Problem to solve:
Print the lines below exactly as written, with none missing.

Entries supplied:

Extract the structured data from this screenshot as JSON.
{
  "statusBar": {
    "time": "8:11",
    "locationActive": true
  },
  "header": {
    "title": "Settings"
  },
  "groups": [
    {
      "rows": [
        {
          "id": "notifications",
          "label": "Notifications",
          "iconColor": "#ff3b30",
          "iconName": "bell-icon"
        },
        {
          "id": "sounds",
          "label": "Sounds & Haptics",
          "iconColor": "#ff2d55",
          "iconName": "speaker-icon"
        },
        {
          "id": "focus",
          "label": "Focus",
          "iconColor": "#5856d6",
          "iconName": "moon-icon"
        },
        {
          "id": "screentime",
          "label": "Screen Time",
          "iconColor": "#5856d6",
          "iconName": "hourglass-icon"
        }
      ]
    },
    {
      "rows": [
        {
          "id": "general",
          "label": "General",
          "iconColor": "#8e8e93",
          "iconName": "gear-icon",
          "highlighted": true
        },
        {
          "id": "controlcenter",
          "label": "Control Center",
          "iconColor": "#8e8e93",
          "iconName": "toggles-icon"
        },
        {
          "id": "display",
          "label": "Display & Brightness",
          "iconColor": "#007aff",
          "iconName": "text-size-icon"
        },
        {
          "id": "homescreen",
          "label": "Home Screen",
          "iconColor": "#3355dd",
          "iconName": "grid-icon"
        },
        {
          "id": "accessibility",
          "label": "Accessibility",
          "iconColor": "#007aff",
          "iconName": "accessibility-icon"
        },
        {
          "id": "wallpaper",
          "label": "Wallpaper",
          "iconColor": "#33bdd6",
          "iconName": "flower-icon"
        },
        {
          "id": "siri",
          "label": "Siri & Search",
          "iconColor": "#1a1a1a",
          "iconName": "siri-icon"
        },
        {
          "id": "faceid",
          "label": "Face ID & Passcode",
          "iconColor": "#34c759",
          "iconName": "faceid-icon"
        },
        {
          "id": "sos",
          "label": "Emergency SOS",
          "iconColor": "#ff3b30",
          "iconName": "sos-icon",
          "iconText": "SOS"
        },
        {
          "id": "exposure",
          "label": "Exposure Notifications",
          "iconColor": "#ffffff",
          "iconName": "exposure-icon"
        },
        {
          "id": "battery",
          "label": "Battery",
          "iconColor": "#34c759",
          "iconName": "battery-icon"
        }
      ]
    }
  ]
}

Exercise response:
Extract the structured data from this screenshot as JSON.
{
  "statusBar": {
    "time": "8:11",
    "locationActive": true
  },
  "header": {
    "title": "Settings"
  },
  "groups": [
    {
      "rows": [
        {
          "id": "notifications",
          "label": "Notifications",
          "iconColor": "#ff3b30",
          "iconName": "bell-icon"
        },
        {
          "id": "sounds",
          "label": "Sounds & Haptics",
          "iconColor": "#ff2d55",
          "iconName": "speaker-icon"
        },
        {
          "id": "focus",
          "label": "Focus",
          "iconColor": "#5856d6",
          "iconName": "moon-icon"
        },
        {
          "id": "screentime",
          "label": "Screen Time",
          "iconColor": "#5856d6",
          "iconName": "hourglass-icon"
        }
      ]
    },
    {
      "rows": [
        {
          "id": "general",
          "label": "General",
          "iconColor": "#8e8e93",
          "iconName": "gear-icon",
          "highlighted": true
        },
        {
          "id": "controlcenter",
          "label": "Control Center",
          "iconColor": "#8e8e93",
          "iconName": "toggles-icon"
        },
        {
          "id": "display",
          "label": "Display & Brightness",
          "iconColor": "#007aff",
          "iconName": "text-size-icon"
        },
        {
          "id": "homescreen",
          "label": "Home Screen",
          "iconColor": "#3355dd",
          "iconName": "grid-icon"
        },
        {
          "id": "accessibility",
          "label": "Accessibility",
          "iconColor": "#007aff",
          "iconName": "accessibility-icon"
        },
        {
          "id": "wallpaper",
          "label": "Wallpaper",
          "iconColor": "#33bdd6",
          "iconName": "flower-icon"
        },
        {
          "id": "siri",
          "label": "Siri & Search",
          "iconColor": "#1a1a1a",
          "iconName": "siri-icon"
        },
        {
          "id": "faceid",
          "label": "Face ID & Passcode",
          "iconColor": "#34c759",
          "iconName": "faceid-icon"
        },
        {
          "id": "sos",
          "label": "Emergency SOS",
          "iconColor": "#ff3b30",
          "iconName": "sos-icon",
          "iconText": "SOS"
        },
        {
          "id": "exposure",
          "label": "Exposure Notifications",
          "iconColor": "#ffffff",
          "iconName": "exposure-icon"
        },
        {
          "id": "battery",
          "label": "Battery",
          "iconColor": "#34c759",
          "iconName": "battery-icon"
        }
      ]
    }
  ]
}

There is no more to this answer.